Marsha Linehan, Ph.D. (Linehan, 1993) developed DBT. Linehan noticed that some of her therapy participants were highly reactive to the change emphasis of CBT. Their sensitivity to requests for change made it difficult for them to benefit from CBT. Linehan concluded that the change emphasis of CBT was profoundly invalidating to certain highly sensitive patients. Therefore, Linehan added an acceptance component to her treatment approach. She began to encourage therapy participants to both accept themselves, and to change their behavior. DBT is "dialectical" because acceptance and change are seemingly incompatible agendas. However, it is clear that some therapy participants can only begin to change once they truly accept themselves and their current situation.

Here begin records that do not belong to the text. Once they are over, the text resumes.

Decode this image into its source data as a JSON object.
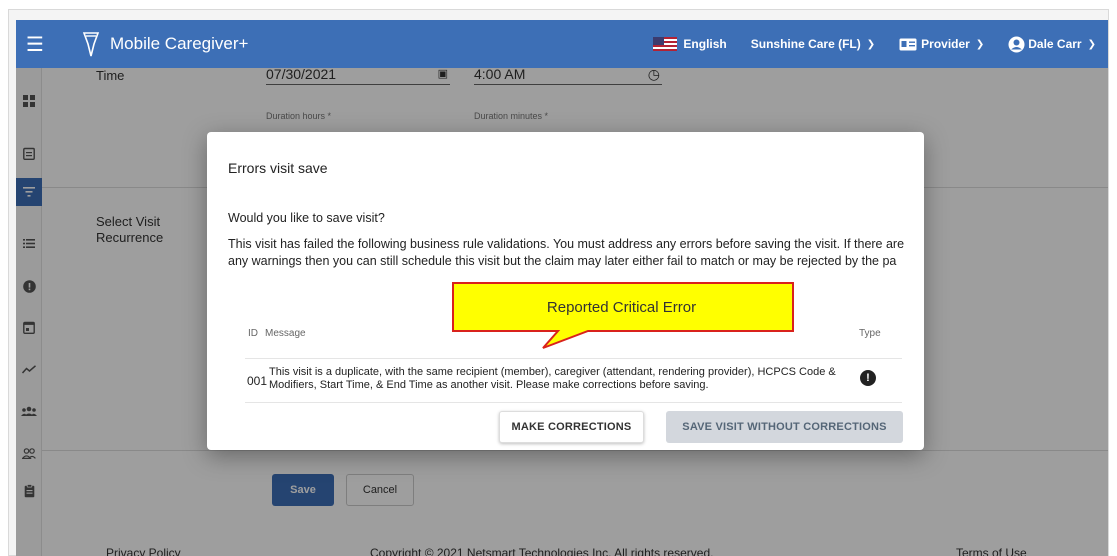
{
  "appbar": {
    "brand": "Mobile Caregiver+",
    "language": "English",
    "agency": "Sunshine Care (FL)",
    "role": "Provider",
    "user": "Dale Carr"
  },
  "sidebar": {
    "icons": [
      "dashboard-icon",
      "calendar-note-icon",
      "filter-icon",
      "list-icon",
      "alert-icon",
      "event-icon",
      "trend-icon",
      "group-icon",
      "people-outline-icon",
      "clipboard-icon"
    ],
    "active_index": 2
  },
  "form": {
    "time_label": "Time",
    "date_value": "07/30/2021",
    "time_value": "4:00 AM",
    "duration_hours_label": "Duration hours *",
    "duration_minutes_label": "Duration minutes *",
    "recurrence_label": "Select Visit Recurrence",
    "save_label": "Save",
    "cancel_label": "Cancel"
  },
  "footer": {
    "privacy": "Privacy Policy",
    "copyright": "Copyright © 2021 Netsmart Technologies Inc. All rights reserved.",
    "terms": "Terms of Use"
  },
  "modal": {
    "title": "Errors visit save",
    "question": "Would you like to save visit?",
    "description": "This visit has failed the following business rule validations. You must address any errors before saving the visit. If there are any warnings then you can still schedule this visit but the claim may later either fail to match or may be rejected by the pa",
    "columns": {
      "id": "ID",
      "message": "Message",
      "type": "Type"
    },
    "rows": [
      {
        "id": "001",
        "message": "This visit is a duplicate, with the same recipient (member), caregiver (attendant, rendering provider), HCPCS Code & Modifiers, Start Time, & End Time as another visit. Please make corrections before saving.",
        "type_icon": "error-icon"
      }
    ],
    "make_corrections_label": "MAKE CORRECTIONS",
    "save_without_label": "SAVE VISIT WITHOUT CORRECTIONS"
  },
  "callout": {
    "text": "Reported Critical Error",
    "fill": "#ffff00",
    "border": "#d9221c"
  },
  "colors": {
    "primary": "#3d6fb6",
    "disabled_button": "#d3d7dd"
  }
}
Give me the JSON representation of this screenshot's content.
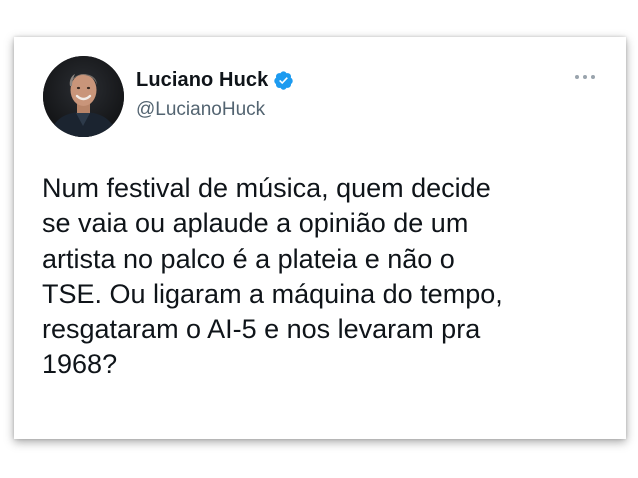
{
  "tweet": {
    "author": {
      "display_name": "Luciano Huck",
      "handle": "@LucianoHuck",
      "verified": true,
      "avatar_icon": "profile-photo"
    },
    "more_icon": "more-options-icon",
    "text": "Num festival de música, quem decide\nse vaia ou aplaude a opinião de um\nartista no palco é a plateia e não o\nTSE. Ou ligaram a máquina do tempo,\nresgataram o AI-5 e nos levaram pra\n1968?"
  },
  "colors": {
    "text_primary": "#0f1419",
    "text_secondary": "#536471",
    "verified_blue": "#1d9bf0",
    "card_background": "#ffffff"
  }
}
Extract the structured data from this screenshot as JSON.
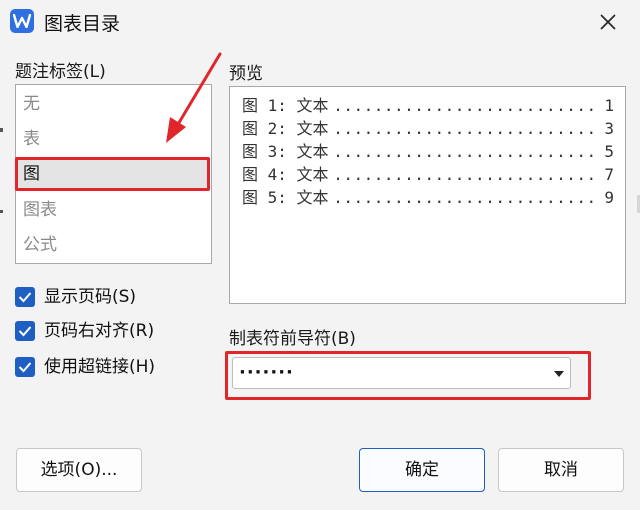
{
  "window": {
    "title": "图表目录",
    "icon": "wps-writer-icon"
  },
  "caption_labels": {
    "label": "题注标签(L)",
    "items": [
      "无",
      "表",
      "图",
      "图表",
      "公式"
    ],
    "selected_index": 2
  },
  "options": {
    "show_page_numbers": {
      "label": "显示页码(S)",
      "checked": true
    },
    "right_align_page_numbers": {
      "label": "页码右对齐(R)",
      "checked": true
    },
    "use_hyperlinks": {
      "label": "使用超链接(H)",
      "checked": true
    }
  },
  "preview": {
    "label": "预览",
    "entries": [
      {
        "text": "图 1: 文本",
        "page": "1"
      },
      {
        "text": "图 2: 文本",
        "page": "3"
      },
      {
        "text": "图 3: 文本",
        "page": "5"
      },
      {
        "text": "图 4: 文本",
        "page": "7"
      },
      {
        "text": "图 5: 文本",
        "page": "9"
      }
    ]
  },
  "tab_leader": {
    "label": "制表符前导符(B)",
    "value": "·······"
  },
  "buttons": {
    "options": "选项(O)...",
    "ok": "确定",
    "cancel": "取消"
  },
  "colors": {
    "accent": "#1f5fc4",
    "annotation_red": "#e0262b",
    "app_icon": "#2f6fe0"
  }
}
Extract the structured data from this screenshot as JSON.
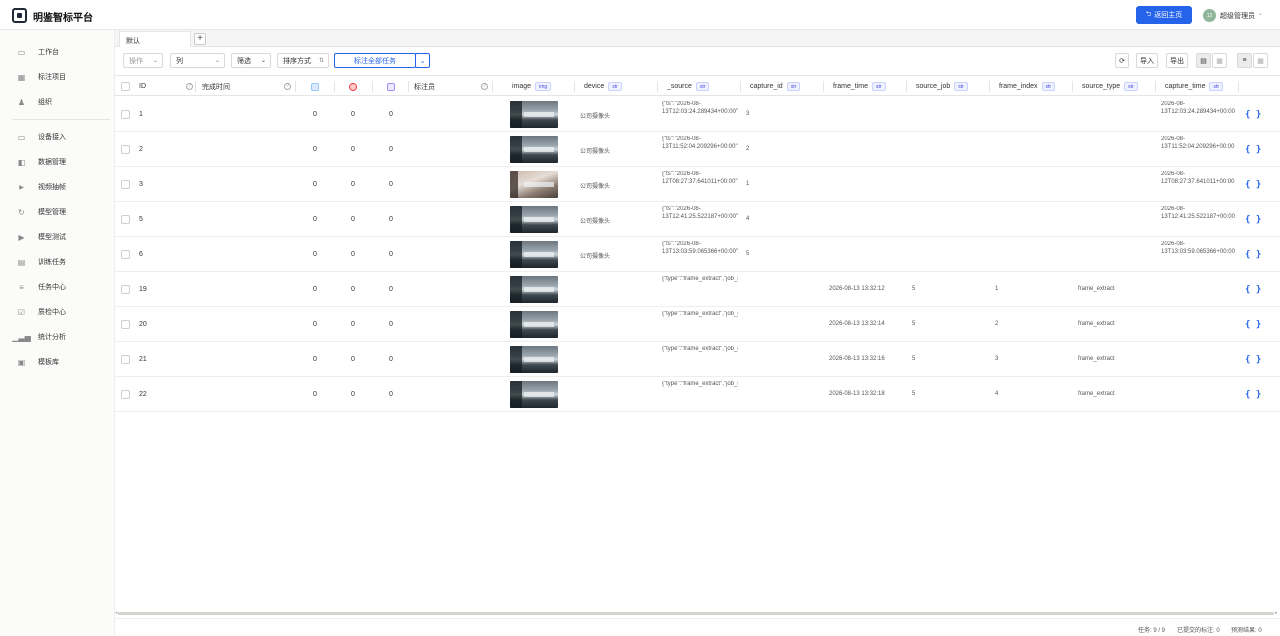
{
  "app": {
    "title": "明鉴智标平台"
  },
  "header": {
    "back_button": "返回主页",
    "avatar_text": "12",
    "user_name": "超级管理员"
  },
  "sidebar": {
    "items": [
      {
        "label": "工作台",
        "icon": "monitor-icon"
      },
      {
        "label": "标注项目",
        "icon": "grid-icon"
      },
      {
        "label": "组织",
        "icon": "org-icon"
      },
      {
        "label": "设备接入",
        "icon": "device-icon"
      },
      {
        "label": "数据管理",
        "icon": "database-icon"
      },
      {
        "label": "视频抽帧",
        "icon": "play-icon"
      },
      {
        "label": "模型管理",
        "icon": "model-icon"
      },
      {
        "label": "模型测试",
        "icon": "play-icon"
      },
      {
        "label": "训练任务",
        "icon": "document-icon"
      },
      {
        "label": "任务中心",
        "icon": "list-icon"
      },
      {
        "label": "质检中心",
        "icon": "check-icon"
      },
      {
        "label": "统计分析",
        "icon": "chart-icon"
      },
      {
        "label": "模板库",
        "icon": "template-icon"
      }
    ]
  },
  "tabs": [
    {
      "label": "默认"
    }
  ],
  "toolbar": {
    "actions": "操作",
    "columns": "列",
    "filter": "筛选",
    "sort": "排序方式",
    "label_all": "标注全部任务",
    "import": "导入",
    "export": "导出"
  },
  "table": {
    "columns": {
      "id": "ID",
      "completed_at": "完成时间",
      "annotator": "标注员",
      "image": "image",
      "image_type": "img",
      "device": "device",
      "device_type": "str",
      "source": "_source",
      "source_type_badge": "str",
      "capture_id": "capture_id",
      "capture_id_type": "str",
      "frame_time": "frame_time",
      "frame_time_type": "str",
      "source_job": "source_job",
      "source_job_type": "str",
      "frame_index": "frame_index",
      "frame_index_type": "str",
      "source_type": "source_type",
      "source_type_type": "str",
      "capture_time": "capture_time",
      "capture_time_type": "str"
    },
    "rows": [
      {
        "id": "1",
        "a": "0",
        "b": "0",
        "c": "0",
        "device": "公司摄像头",
        "source": "{\"ts\":\"2026-08-13T12:03:24.289434+00:00\",\"type\":\"capture\",\"device",
        "capture_id": "3",
        "frame_time": "",
        "source_job": "",
        "frame_index": "",
        "source_type": "",
        "capture_time": "2026-08-13T12:03:24.289434+00:00"
      },
      {
        "id": "2",
        "a": "0",
        "b": "0",
        "c": "0",
        "device": "公司摄像头",
        "source": "{\"ts\":\"2026-08-13T11:52:04.209296+00:00\",\"type\":\"capture\",\"device",
        "capture_id": "2",
        "frame_time": "",
        "source_job": "",
        "frame_index": "",
        "source_type": "",
        "capture_time": "2026-08-13T11:52:04.209296+00:00"
      },
      {
        "id": "3",
        "a": "0",
        "b": "0",
        "c": "0",
        "device": "公司摄像头",
        "source": "{\"ts\":\"2026-08-12T08:27:37.641011+00:00\",\"type\":\"capture\",\"device",
        "capture_id": "1",
        "frame_time": "",
        "source_job": "",
        "frame_index": "",
        "source_type": "",
        "capture_time": "2026-08-12T08:27:37.641011+00:00"
      },
      {
        "id": "5",
        "a": "0",
        "b": "0",
        "c": "0",
        "device": "公司摄像头",
        "source": "{\"ts\":\"2026-08-13T12:41:25.522187+00:00\",\"type\":\"capture\",\"device",
        "capture_id": "4",
        "frame_time": "",
        "source_job": "",
        "frame_index": "",
        "source_type": "",
        "capture_time": "2026-08-13T12:41:25.522187+00:00"
      },
      {
        "id": "6",
        "a": "0",
        "b": "0",
        "c": "0",
        "device": "公司摄像头",
        "source": "{\"ts\":\"2026-08-13T13:03:59.065366+00:00\",\"type\":\"capture\",\"device",
        "capture_id": "5",
        "frame_time": "",
        "source_job": "",
        "frame_index": "",
        "source_type": "",
        "capture_time": "2026-08-13T13:03:59.065366+00:00"
      },
      {
        "id": "19",
        "a": "0",
        "b": "0",
        "c": "0",
        "device": "",
        "source": "{\"type\":\"frame_extract\",\"job_id\":5,\"device_id\":1,\"recording_id\":8}",
        "capture_id": "",
        "frame_time": "2026-08-13 13:32:12",
        "source_job": "5",
        "frame_index": "1",
        "source_type": "frame_extract",
        "capture_time": ""
      },
      {
        "id": "20",
        "a": "0",
        "b": "0",
        "c": "0",
        "device": "",
        "source": "{\"type\":\"frame_extract\",\"job_id\":5,\"device_id\":1,\"recording_id\":8}",
        "capture_id": "",
        "frame_time": "2026-08-13 13:32:14",
        "source_job": "5",
        "frame_index": "2",
        "source_type": "frame_extract",
        "capture_time": ""
      },
      {
        "id": "21",
        "a": "0",
        "b": "0",
        "c": "0",
        "device": "",
        "source": "{\"type\":\"frame_extract\",\"job_id\":5,\"device_id\":1,\"recording_id\":8}",
        "capture_id": "",
        "frame_time": "2026-08-13 13:32:16",
        "source_job": "5",
        "frame_index": "3",
        "source_type": "frame_extract",
        "capture_time": ""
      },
      {
        "id": "22",
        "a": "0",
        "b": "0",
        "c": "0",
        "device": "",
        "source": "{\"type\":\"frame_extract\",\"job_id\":5,\"device_id\":1,\"recording_id\":8}",
        "capture_id": "",
        "frame_time": "2026-08-13 13:32:18",
        "source_job": "5",
        "frame_index": "4",
        "source_type": "frame_extract",
        "capture_time": ""
      }
    ],
    "json_icon": "{ }"
  },
  "status": {
    "tasks": "任务: 9 / 9",
    "submitted": "已提交的标注: 0",
    "predictions": "预测结果: 0"
  },
  "colors": {
    "primary": "#2563eb",
    "sidebar_bg": "#fbfbfa"
  }
}
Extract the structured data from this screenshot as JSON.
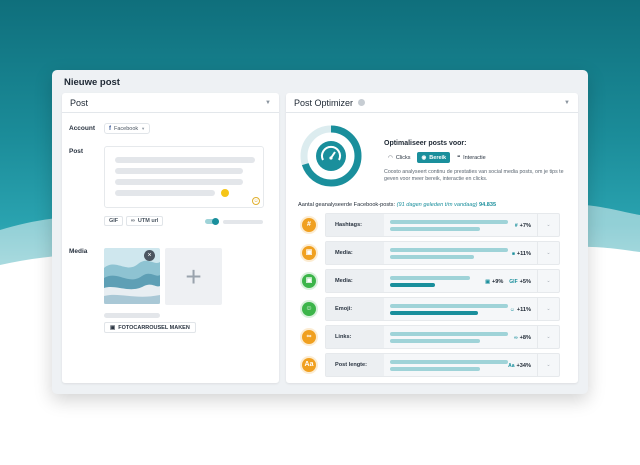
{
  "window": {
    "title": "Nieuwe post"
  },
  "post_panel": {
    "title": "Post",
    "account_label": "Account",
    "account_value": "Facebook",
    "post_label": "Post",
    "gif_label": "GIF",
    "utm_label": "UTM url",
    "media_label": "Media",
    "carousel_label": "FOTOCARROUSEL MAKEN"
  },
  "optimizer": {
    "title": "Post Optimizer",
    "optimize_title": "Optimaliseer posts voor:",
    "modes": [
      "Clicks",
      "Bereik",
      "Interactie"
    ],
    "active_mode": "Bereik",
    "description": "Coosto analyseert continu de prestaties van social media posts, om je tips te geven voor meer bereik, interactie en clicks.",
    "analyzed_label": "Aantal geanalyseerde Facebook-posts:",
    "analyzed_period": "(91 dagen geleden t/m vandaag)",
    "analyzed_count": "94.835",
    "gauge_level": 0.7,
    "metrics": [
      {
        "name": "Hashtags:",
        "icon": "#",
        "color": "#f0a020",
        "deltas": [
          {
            "icon": "#",
            "value": "+7%"
          }
        ]
      },
      {
        "name": "Media:",
        "icon": "▣",
        "color": "#f0a020",
        "deltas": [
          {
            "icon": "■",
            "value": "+11%"
          }
        ]
      },
      {
        "name": "Media:",
        "icon": "▣",
        "color": "#3cb54a",
        "deltas": [
          {
            "icon": "▣",
            "value": "+9%"
          },
          {
            "icon": "GIF",
            "value": "+5%"
          }
        ]
      },
      {
        "name": "Emoji:",
        "icon": "☺",
        "color": "#3cb54a",
        "deltas": [
          {
            "icon": "☺",
            "value": "+11%"
          }
        ]
      },
      {
        "name": "Links:",
        "icon": "∞",
        "color": "#f0a020",
        "deltas": [
          {
            "icon": "∞",
            "value": "+8%"
          }
        ]
      },
      {
        "name": "Post lengte:",
        "icon": "Aa",
        "color": "#f0a020",
        "deltas": [
          {
            "icon": "Aa",
            "value": "+34%"
          }
        ]
      }
    ]
  }
}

To promote such acceptance, DBT teaches mindfulness. Mindfulness refers to the non-judgmental observation of moment-to-moment awareness. Mindfulness techniques borrow heavily from Eastern meditative practices. Research suggests that DBT may be particularly effective in addiction treatment for individuals with borderline personality disorders.